In the early days of his addiction he admitted: “It was always around, always on offer. I didn’t start to buy it until years later. In those early days it was all recreational and relatively controlled. I’d have a line or two and stop. I liked it because it gave me confidence.”
Later on down the line Coogan was stuck between wanting to quit his drug habit but also not wanting to admit his own selfishness. As he did not need drugs to function, his life “didn’t ever quite fall apart,” meaning recovery was harder.
He said: “Wanting and then needing some sort of constant stimulus becomes debilitating.
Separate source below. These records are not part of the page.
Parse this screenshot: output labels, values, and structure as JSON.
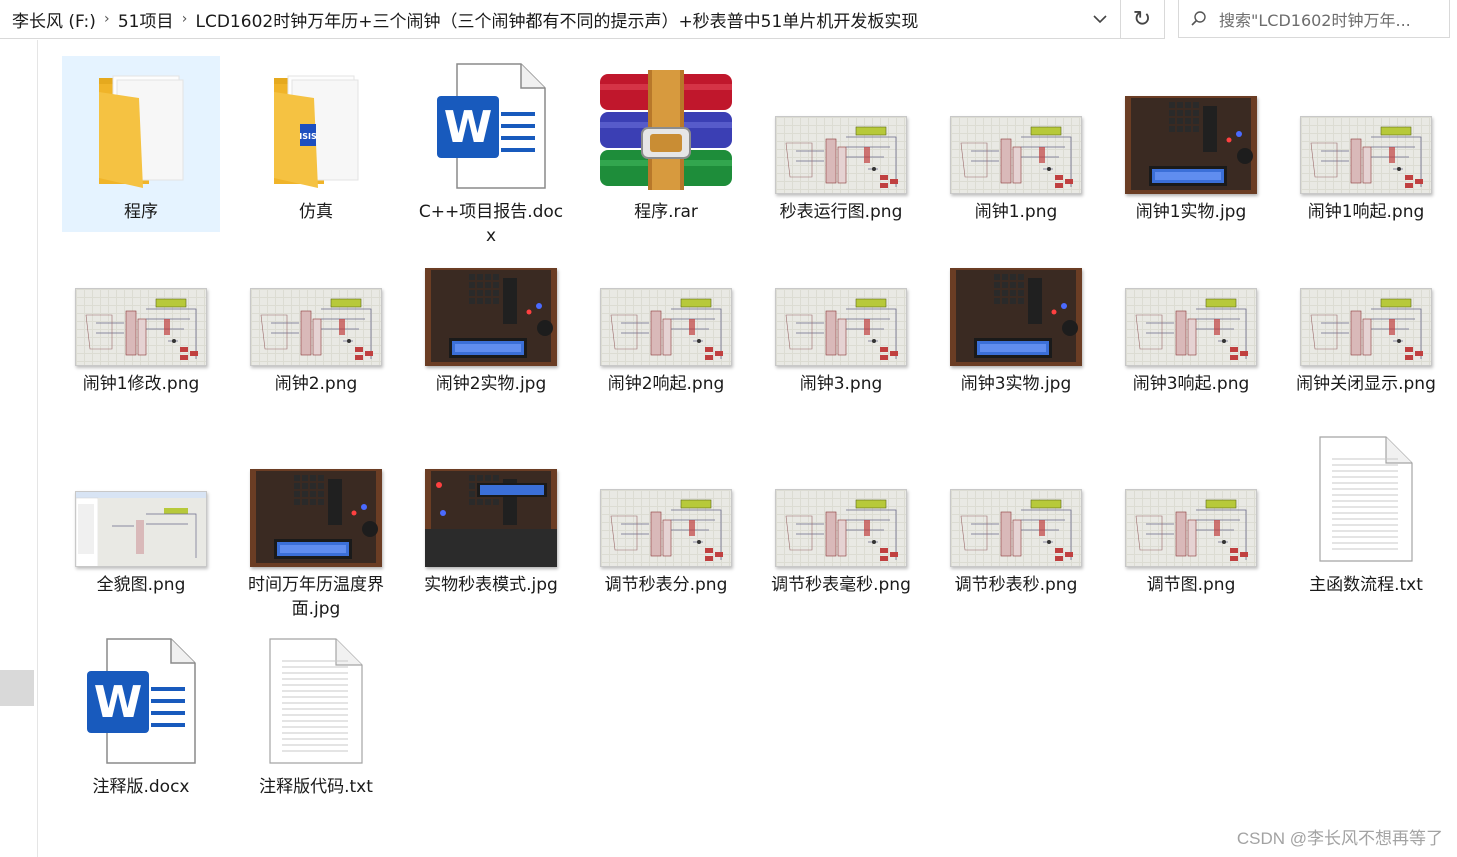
{
  "address": {
    "crumbs": [
      "李长风 (F:)",
      "51项目",
      "LCD1602时钟万年历+三个闹钟（三个闹钟都有不同的提示声）+秒表普中51单片机开发板实现"
    ],
    "separator": "›"
  },
  "search": {
    "placeholder": "搜索\"LCD1602时钟万年..."
  },
  "items": [
    {
      "label": "程序",
      "type": "folder",
      "selected": true
    },
    {
      "label": "仿真",
      "type": "folder-isis"
    },
    {
      "label": "C++项目报告.docx",
      "type": "word"
    },
    {
      "label": "程序.rar",
      "type": "rar"
    },
    {
      "label": "秒表运行图.png",
      "type": "schematic"
    },
    {
      "label": "闹钟1.png",
      "type": "schematic"
    },
    {
      "label": "闹钟1实物.jpg",
      "type": "photo"
    },
    {
      "label": "闹钟1响起.png",
      "type": "schematic"
    },
    {
      "label": "闹钟1修改.png",
      "type": "schematic"
    },
    {
      "label": "闹钟2.png",
      "type": "schematic"
    },
    {
      "label": "闹钟2实物.jpg",
      "type": "photo"
    },
    {
      "label": "闹钟2响起.png",
      "type": "schematic"
    },
    {
      "label": "闹钟3.png",
      "type": "schematic"
    },
    {
      "label": "闹钟3实物.jpg",
      "type": "photo"
    },
    {
      "label": "闹钟3响起.png",
      "type": "schematic"
    },
    {
      "label": "闹钟关闭显示.png",
      "type": "schematic"
    },
    {
      "label": "全貌图.png",
      "type": "screenshot"
    },
    {
      "label": "时间万年历温度界面.jpg",
      "type": "photo"
    },
    {
      "label": "实物秒表模式.jpg",
      "type": "photo-dark"
    },
    {
      "label": "调节秒表分.png",
      "type": "schematic"
    },
    {
      "label": "调节秒表毫秒.png",
      "type": "schematic"
    },
    {
      "label": "调节秒表秒.png",
      "type": "schematic"
    },
    {
      "label": "调节图.png",
      "type": "schematic"
    },
    {
      "label": "主函数流程.txt",
      "type": "text"
    },
    {
      "label": "注释版.docx",
      "type": "word"
    },
    {
      "label": "注释版代码.txt",
      "type": "text"
    }
  ],
  "colors": {
    "selection": "#e5f3ff",
    "folder": "#f5c242",
    "word_blue": "#185abd"
  },
  "watermark": "CSDN @李长风不想再等了"
}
I don’t take drugs or drink any more, but I am in no denial about my past: I will always be a recovering addict.”
In the UK it’s estimated that roughly 86 percent of people who access treatment for drug use experience mental health problems. Similarly, 70 percent of people in treatment for drug dependency also have a mental illness.
Express.co.uk was able to speak exclusively to addiction therapist Candace Plattor about what addiction really is, and how to overcome it.
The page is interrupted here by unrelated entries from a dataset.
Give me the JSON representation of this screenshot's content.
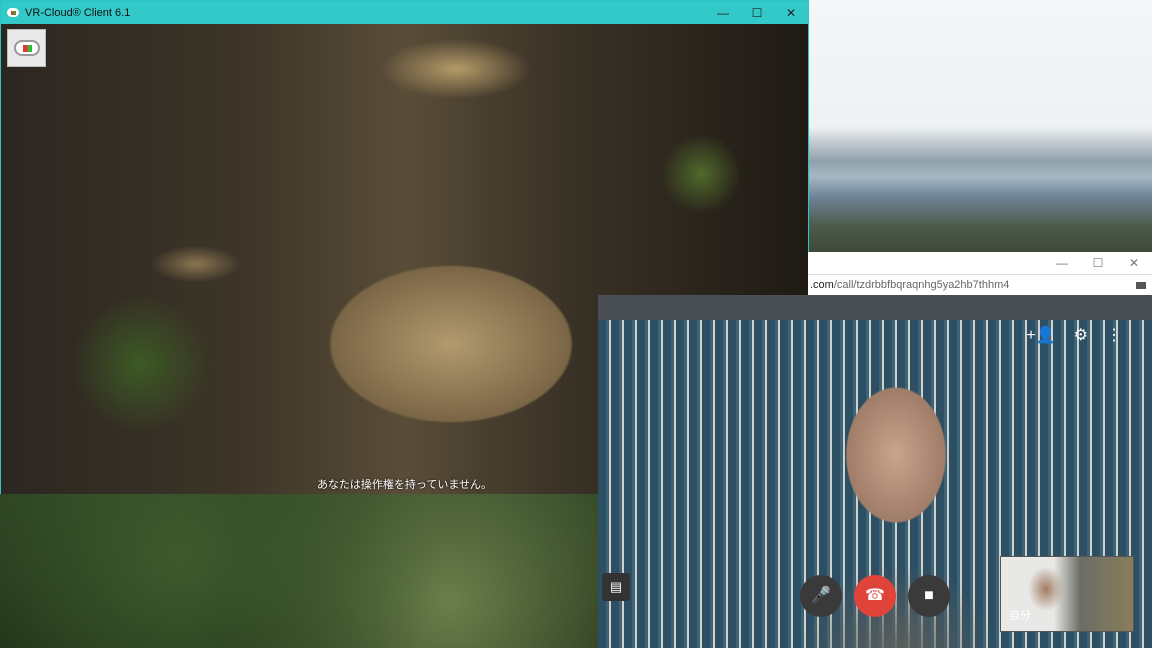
{
  "vr_window": {
    "title": "VR-Cloud® Client 6.1",
    "controls": {
      "minimize": "—",
      "maximize": "☐",
      "close": "✕"
    },
    "status_message": "あなたは操作権を持っていません。"
  },
  "browser": {
    "controls": {
      "minimize": "—",
      "maximize": "☐",
      "close": "✕"
    },
    "url_domain": ".com",
    "url_path": "/call/tzdrbbfbqraqnhg5ya2hb7thhm4",
    "self_label": "自分",
    "icons": {
      "add_person": "+👤",
      "settings": "⚙",
      "more": "⋮",
      "chat": "▤",
      "mic": "🎤",
      "hangup": "☎",
      "camera": "■"
    }
  },
  "colors": {
    "titlebar": "#33c9c9",
    "hangup": "#e0433a"
  }
}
When asked how to define addiction she said: “Most people think of drug and alcohol misuse when they think about addiction. But the truth is that all of us have certain behaviours we use when we are fearful of facing our emotional, physical or spiritual pain – or when we feel as though we have no control over our lives.
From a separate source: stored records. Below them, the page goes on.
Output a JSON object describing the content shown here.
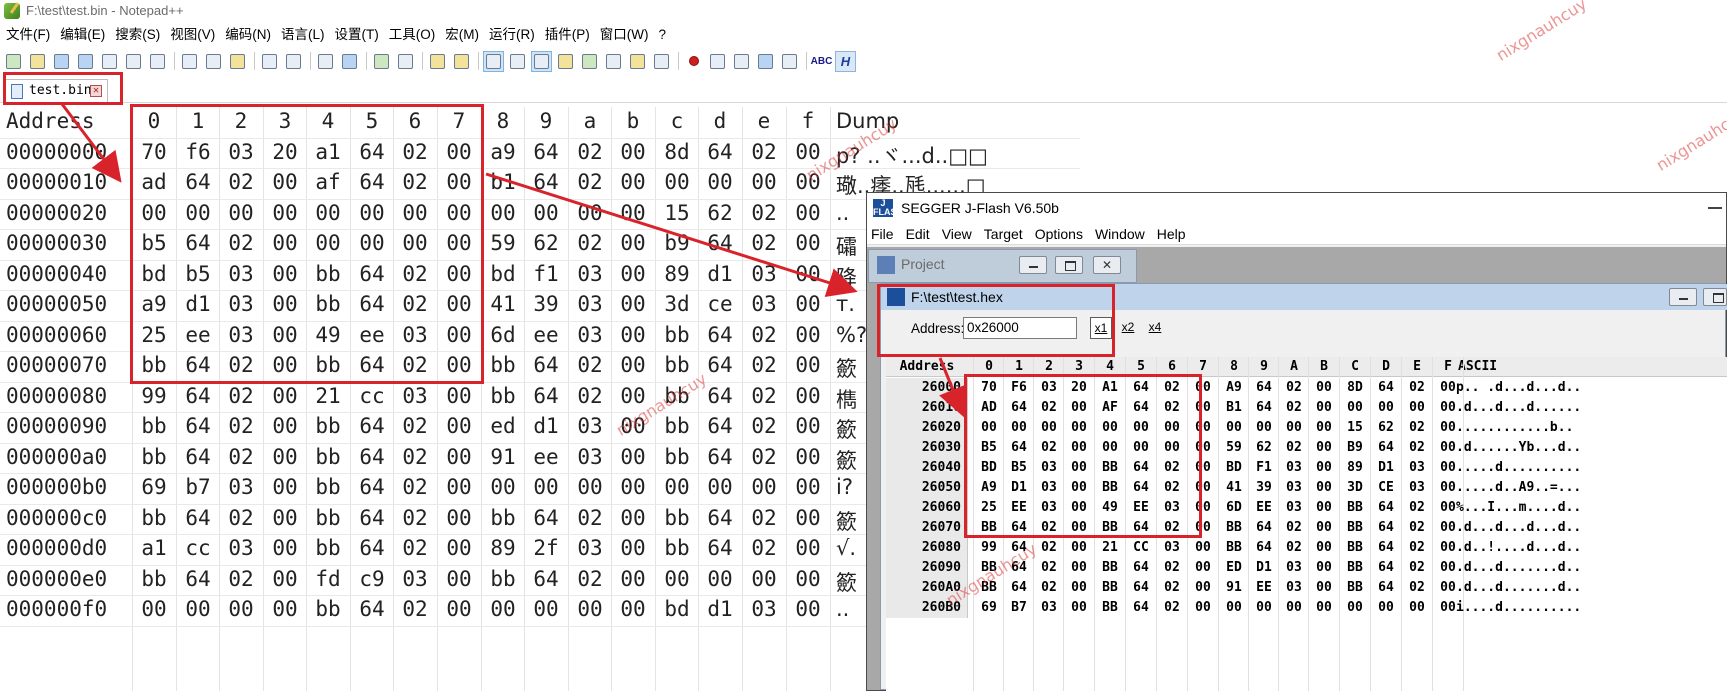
{
  "notepad": {
    "title": "F:\\test\\test.bin - Notepad++",
    "menu": [
      "文件(F)",
      "编辑(E)",
      "搜索(S)",
      "视图(V)",
      "编码(N)",
      "语言(L)",
      "设置(T)",
      "工具(O)",
      "宏(M)",
      "运行(R)",
      "插件(P)",
      "窗口(W)",
      "?"
    ],
    "tab": {
      "label": "test.bin"
    },
    "toolbar": {
      "spell_label": "ABC",
      "h_label": "H"
    },
    "hex": {
      "address_header": "Address",
      "columns": [
        "0",
        "1",
        "2",
        "3",
        "4",
        "5",
        "6",
        "7",
        "8",
        "9",
        "a",
        "b",
        "c",
        "d",
        "e",
        "f"
      ],
      "dump_header": "Dump",
      "rows": [
        {
          "addr": "00000000",
          "bytes": [
            "70",
            "f6",
            "03",
            "20",
            "a1",
            "64",
            "02",
            "00",
            "a9",
            "64",
            "02",
            "00",
            "8d",
            "64",
            "02",
            "00"
          ],
          "dump": "p?    ..ヾ...d..□□"
        },
        {
          "addr": "00000010",
          "bytes": [
            "ad",
            "64",
            "02",
            "00",
            "af",
            "64",
            "02",
            "00",
            "b1",
            "64",
            "02",
            "00",
            "00",
            "00",
            "00",
            "00"
          ],
          "dump": "璥..痵..瓱......□"
        },
        {
          "addr": "00000020",
          "bytes": [
            "00",
            "00",
            "00",
            "00",
            "00",
            "00",
            "00",
            "00",
            "00",
            "00",
            "00",
            "00",
            "15",
            "62",
            "02",
            "00"
          ],
          "dump": ".."
        },
        {
          "addr": "00000030",
          "bytes": [
            "b5",
            "64",
            "02",
            "00",
            "00",
            "00",
            "00",
            "00",
            "59",
            "62",
            "02",
            "00",
            "b9",
            "64",
            "02",
            "00"
          ],
          "dump": "礵"
        },
        {
          "addr": "00000040",
          "bytes": [
            "bd",
            "b5",
            "03",
            "00",
            "bb",
            "64",
            "02",
            "00",
            "bd",
            "f1",
            "03",
            "00",
            "89",
            "d1",
            "03",
            "00"
          ],
          "dump": "降"
        },
        {
          "addr": "00000050",
          "bytes": [
            "a9",
            "d1",
            "03",
            "00",
            "bb",
            "64",
            "02",
            "00",
            "41",
            "39",
            "03",
            "00",
            "3d",
            "ce",
            "03",
            "00"
          ],
          "dump": "т."
        },
        {
          "addr": "00000060",
          "bytes": [
            "25",
            "ee",
            "03",
            "00",
            "49",
            "ee",
            "03",
            "00",
            "6d",
            "ee",
            "03",
            "00",
            "bb",
            "64",
            "02",
            "00"
          ],
          "dump": "%?"
        },
        {
          "addr": "00000070",
          "bytes": [
            "bb",
            "64",
            "02",
            "00",
            "bb",
            "64",
            "02",
            "00",
            "bb",
            "64",
            "02",
            "00",
            "bb",
            "64",
            "02",
            "00"
          ],
          "dump": "籨"
        },
        {
          "addr": "00000080",
          "bytes": [
            "99",
            "64",
            "02",
            "00",
            "21",
            "cc",
            "03",
            "00",
            "bb",
            "64",
            "02",
            "00",
            "bb",
            "64",
            "02",
            "00"
          ],
          "dump": "檇"
        },
        {
          "addr": "00000090",
          "bytes": [
            "bb",
            "64",
            "02",
            "00",
            "bb",
            "64",
            "02",
            "00",
            "ed",
            "d1",
            "03",
            "00",
            "bb",
            "64",
            "02",
            "00"
          ],
          "dump": "籨"
        },
        {
          "addr": "000000a0",
          "bytes": [
            "bb",
            "64",
            "02",
            "00",
            "bb",
            "64",
            "02",
            "00",
            "91",
            "ee",
            "03",
            "00",
            "bb",
            "64",
            "02",
            "00"
          ],
          "dump": "籨"
        },
        {
          "addr": "000000b0",
          "bytes": [
            "69",
            "b7",
            "03",
            "00",
            "bb",
            "64",
            "02",
            "00",
            "00",
            "00",
            "00",
            "00",
            "00",
            "00",
            "00",
            "00"
          ],
          "dump": "i?"
        },
        {
          "addr": "000000c0",
          "bytes": [
            "bb",
            "64",
            "02",
            "00",
            "bb",
            "64",
            "02",
            "00",
            "bb",
            "64",
            "02",
            "00",
            "bb",
            "64",
            "02",
            "00"
          ],
          "dump": "籨"
        },
        {
          "addr": "000000d0",
          "bytes": [
            "a1",
            "cc",
            "03",
            "00",
            "bb",
            "64",
            "02",
            "00",
            "89",
            "2f",
            "03",
            "00",
            "bb",
            "64",
            "02",
            "00"
          ],
          "dump": "√."
        },
        {
          "addr": "000000e0",
          "bytes": [
            "bb",
            "64",
            "02",
            "00",
            "fd",
            "c9",
            "03",
            "00",
            "bb",
            "64",
            "02",
            "00",
            "00",
            "00",
            "00",
            "00"
          ],
          "dump": "籨"
        },
        {
          "addr": "000000f0",
          "bytes": [
            "00",
            "00",
            "00",
            "00",
            "bb",
            "64",
            "02",
            "00",
            "00",
            "00",
            "00",
            "00",
            "bd",
            "d1",
            "03",
            "00"
          ],
          "dump": ".."
        }
      ]
    }
  },
  "jflash": {
    "title": "SEGGER J-Flash V6.50b",
    "menu": [
      "File",
      "Edit",
      "View",
      "Target",
      "Options",
      "Window",
      "Help"
    ],
    "project_title": "Project",
    "hex_window_title": "F:\\test\\test.hex",
    "address_label": "Address:",
    "address_value": "0x26000",
    "zoom": [
      "x1",
      "x2",
      "x4"
    ],
    "header": {
      "address": "Address",
      "ascii": "ASCII",
      "columns": [
        "0",
        "1",
        "2",
        "3",
        "4",
        "5",
        "6",
        "7",
        "8",
        "9",
        "A",
        "B",
        "C",
        "D",
        "E",
        "F"
      ]
    },
    "rows": [
      {
        "addr": "26000",
        "bytes": [
          "70",
          "F6",
          "03",
          "20",
          "A1",
          "64",
          "02",
          "00",
          "A9",
          "64",
          "02",
          "00",
          "8D",
          "64",
          "02",
          "00"
        ],
        "ascii": "p.. .d...d...d.."
      },
      {
        "addr": "26010",
        "bytes": [
          "AD",
          "64",
          "02",
          "00",
          "AF",
          "64",
          "02",
          "00",
          "B1",
          "64",
          "02",
          "00",
          "00",
          "00",
          "00",
          "00"
        ],
        "ascii": ".d...d...d......"
      },
      {
        "addr": "26020",
        "bytes": [
          "00",
          "00",
          "00",
          "00",
          "00",
          "00",
          "00",
          "00",
          "00",
          "00",
          "00",
          "00",
          "15",
          "62",
          "02",
          "00"
        ],
        "ascii": "............b.."
      },
      {
        "addr": "26030",
        "bytes": [
          "B5",
          "64",
          "02",
          "00",
          "00",
          "00",
          "00",
          "00",
          "59",
          "62",
          "02",
          "00",
          "B9",
          "64",
          "02",
          "00"
        ],
        "ascii": ".d......Yb...d.."
      },
      {
        "addr": "26040",
        "bytes": [
          "BD",
          "B5",
          "03",
          "00",
          "BB",
          "64",
          "02",
          "00",
          "BD",
          "F1",
          "03",
          "00",
          "89",
          "D1",
          "03",
          "00"
        ],
        "ascii": ".....d.........."
      },
      {
        "addr": "26050",
        "bytes": [
          "A9",
          "D1",
          "03",
          "00",
          "BB",
          "64",
          "02",
          "00",
          "41",
          "39",
          "03",
          "00",
          "3D",
          "CE",
          "03",
          "00"
        ],
        "ascii": ".....d..A9..=..."
      },
      {
        "addr": "26060",
        "bytes": [
          "25",
          "EE",
          "03",
          "00",
          "49",
          "EE",
          "03",
          "00",
          "6D",
          "EE",
          "03",
          "00",
          "BB",
          "64",
          "02",
          "00"
        ],
        "ascii": "%...I...m....d.."
      },
      {
        "addr": "26070",
        "bytes": [
          "BB",
          "64",
          "02",
          "00",
          "BB",
          "64",
          "02",
          "00",
          "BB",
          "64",
          "02",
          "00",
          "BB",
          "64",
          "02",
          "00"
        ],
        "ascii": ".d...d...d...d.."
      },
      {
        "addr": "26080",
        "bytes": [
          "99",
          "64",
          "02",
          "00",
          "21",
          "CC",
          "03",
          "00",
          "BB",
          "64",
          "02",
          "00",
          "BB",
          "64",
          "02",
          "00"
        ],
        "ascii": ".d..!....d...d.."
      },
      {
        "addr": "26090",
        "bytes": [
          "BB",
          "64",
          "02",
          "00",
          "BB",
          "64",
          "02",
          "00",
          "ED",
          "D1",
          "03",
          "00",
          "BB",
          "64",
          "02",
          "00"
        ],
        "ascii": ".d...d.......d.."
      },
      {
        "addr": "260A0",
        "bytes": [
          "BB",
          "64",
          "02",
          "00",
          "BB",
          "64",
          "02",
          "00",
          "91",
          "EE",
          "03",
          "00",
          "BB",
          "64",
          "02",
          "00"
        ],
        "ascii": ".d...d.......d.."
      },
      {
        "addr": "260B0",
        "bytes": [
          "69",
          "B7",
          "03",
          "00",
          "BB",
          "64",
          "02",
          "00",
          "00",
          "00",
          "00",
          "00",
          "00",
          "00",
          "00",
          "00"
        ],
        "ascii": "i....d.........."
      }
    ]
  },
  "watermark": "nixgnauhcuy"
}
“Some addictions are not as dangerous as others, and in fact some are socially acceptable such as working too much, watching TV or playing video games for hours, going to the casino frequently, or eating a lot of sugar. But no matter how we try to hide from life, deep inside we know we’re hiding.
“If you are engaging in behaviours that you know are not good for you and are affecting your life negatively – but you can’t seem to stop doing them no matter how hard you try – it is likely that you’re grappling with an addiction.”
As a former opioid addict herself, Candace recognises how hard addiction can be on the individual and those around them.
She said: “When addicts continue to be in active addiction and engage in destructive behaviours, they generally experience many emotional highs and lows – riding that inevitable roller coaster from ‘pink clouds’ of excitement to severe despondency, remorse and self-loathing, with every conceivable emotion in between.
“Unfortunately, if you love an addict, you are very likely to experience those same highs and lows as you ride that tumultuous roller coaster right along with them.”
In order to help people with addiction, Candace has set up Love with Boundaries, a counselling and therapy service that helps individuals and their families. With this service she aims to teach people that they do have power over their addiction.
“Remaining in active addiction is a CHOICE,” Candace says. “Now, I’m not saying that anyone chooses to become an addict. I know I didn’t, all those years ago. Now, I can look back and see how, for many years, I made my choices to stay in my addiction rather than shifting into some sort of recovery.“
Slightly contrary to Coogan she says: “Addiction is not an incurable disease, and it’s not a hopeless, helpless, powerless label for life – and after more than three decades of remaining abstinent, I am (and thousands of other also are) living proof of that.”
Love with Boundaries is able to provide support and guidance so families stop enabling the addict as well as addicts being able to control their cravings and make more beneficial choices.